Smugly and shamelessly, Israeli Prime Minister Olmert gives freedom to terrorists in exchange for slain Jews.
What [would be] the effect of Israel-PA agreements in bringing about a Palestinian state? Here, it is altogether probable that Israel's substantial loss of strategic depth would be recognized by Iran as a significant military liability for Tel-Aviv. Such recognition, in turn, could heat up Iranian intentions against Israel, occasioning an accelerated search for relevant capabilities and consequently a heightened risk of nuclear war initiated from Tehran.
I am a professor of international law. In my columns, therefore, I focus from time to time on distinctly legal aspects of Israel's foreign relations. Nonetheless, I am always deeply attentive to examining these particular aspects within a genuinely realistic geopolitical or geostrategic context.
The new Palestinian Authority "President" hadn't even been sworn in before he criticized the "cycle of violence" in the Middle East. An inaccuracy, to be sure. Mahmoud Abbas knew exactly what he was saying.
Ten years ago, Professor Beres - following publication of his memoir in The New York Times− was invited by Swiss Ambassador Thomas Borer to present personal testimony before the specially constituted Swiss Commission on World War II. Here, now, is that testimony - still a poignant reminder of yet other critical aspects of the Holocaust.

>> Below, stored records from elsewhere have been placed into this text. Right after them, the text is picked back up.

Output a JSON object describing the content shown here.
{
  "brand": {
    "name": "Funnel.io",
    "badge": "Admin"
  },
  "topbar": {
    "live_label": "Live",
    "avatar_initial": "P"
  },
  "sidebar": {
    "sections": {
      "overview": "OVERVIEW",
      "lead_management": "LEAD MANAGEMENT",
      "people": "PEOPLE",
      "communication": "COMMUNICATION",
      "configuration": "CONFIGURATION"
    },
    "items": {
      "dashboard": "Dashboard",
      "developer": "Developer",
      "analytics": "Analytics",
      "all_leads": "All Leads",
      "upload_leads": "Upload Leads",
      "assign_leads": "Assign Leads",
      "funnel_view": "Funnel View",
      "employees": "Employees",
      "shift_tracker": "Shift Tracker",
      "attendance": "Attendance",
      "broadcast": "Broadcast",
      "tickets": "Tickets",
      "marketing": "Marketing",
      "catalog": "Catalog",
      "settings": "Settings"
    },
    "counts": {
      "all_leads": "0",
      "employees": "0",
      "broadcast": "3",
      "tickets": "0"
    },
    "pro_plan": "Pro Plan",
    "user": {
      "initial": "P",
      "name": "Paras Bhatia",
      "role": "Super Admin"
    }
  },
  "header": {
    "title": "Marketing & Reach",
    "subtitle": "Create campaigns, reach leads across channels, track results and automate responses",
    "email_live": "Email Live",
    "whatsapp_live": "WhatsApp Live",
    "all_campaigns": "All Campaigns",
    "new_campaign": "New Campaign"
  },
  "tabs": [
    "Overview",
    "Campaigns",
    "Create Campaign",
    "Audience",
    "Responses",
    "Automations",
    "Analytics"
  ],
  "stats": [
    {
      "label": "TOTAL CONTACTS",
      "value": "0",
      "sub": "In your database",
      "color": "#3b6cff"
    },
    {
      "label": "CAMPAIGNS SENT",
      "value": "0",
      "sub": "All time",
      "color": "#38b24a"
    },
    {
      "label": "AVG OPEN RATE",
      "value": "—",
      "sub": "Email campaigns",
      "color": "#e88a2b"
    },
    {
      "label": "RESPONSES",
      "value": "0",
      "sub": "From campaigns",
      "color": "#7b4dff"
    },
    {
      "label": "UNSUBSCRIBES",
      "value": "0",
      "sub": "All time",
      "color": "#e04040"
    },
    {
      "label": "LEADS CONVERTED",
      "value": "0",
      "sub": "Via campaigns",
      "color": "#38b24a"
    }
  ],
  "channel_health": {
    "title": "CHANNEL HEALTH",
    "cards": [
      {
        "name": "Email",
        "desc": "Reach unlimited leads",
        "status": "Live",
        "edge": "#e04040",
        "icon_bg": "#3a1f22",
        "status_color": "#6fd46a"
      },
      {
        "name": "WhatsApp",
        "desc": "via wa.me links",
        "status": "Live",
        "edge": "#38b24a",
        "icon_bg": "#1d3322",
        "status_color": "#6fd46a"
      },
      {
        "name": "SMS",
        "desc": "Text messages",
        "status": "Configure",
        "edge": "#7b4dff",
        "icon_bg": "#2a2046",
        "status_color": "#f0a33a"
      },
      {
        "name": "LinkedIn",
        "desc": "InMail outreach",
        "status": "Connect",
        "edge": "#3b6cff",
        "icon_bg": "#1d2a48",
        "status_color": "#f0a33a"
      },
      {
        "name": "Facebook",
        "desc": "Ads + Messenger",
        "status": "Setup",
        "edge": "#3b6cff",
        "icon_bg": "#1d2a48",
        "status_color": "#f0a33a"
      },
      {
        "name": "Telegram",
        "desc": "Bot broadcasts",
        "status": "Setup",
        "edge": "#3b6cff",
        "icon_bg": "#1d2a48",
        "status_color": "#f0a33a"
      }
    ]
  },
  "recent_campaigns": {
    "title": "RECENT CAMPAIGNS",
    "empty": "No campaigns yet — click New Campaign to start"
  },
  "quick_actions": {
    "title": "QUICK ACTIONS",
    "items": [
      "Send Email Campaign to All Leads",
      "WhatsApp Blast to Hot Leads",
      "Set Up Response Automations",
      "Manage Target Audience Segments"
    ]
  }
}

The explicit application of codified restrictions of the laws of war to noninternational armed conflicts dates back only as far as the four Geneva Conventions of 1949. Recalling, however, that more than treaties and conventions comprise the laws of war, it is also clear that the obligations of jus in bello (justice in war) comprise part of "the general principles of law recognized by civilized nations," and bind all categories of belligerents. Indeed, the Hague Convention IV of 1907 declares, in broad terms, that in the absence of a precisely published set of guidelines in humanitarian international law concerning "unforeseen cases," the preconventional sources of international law govern all belligerency.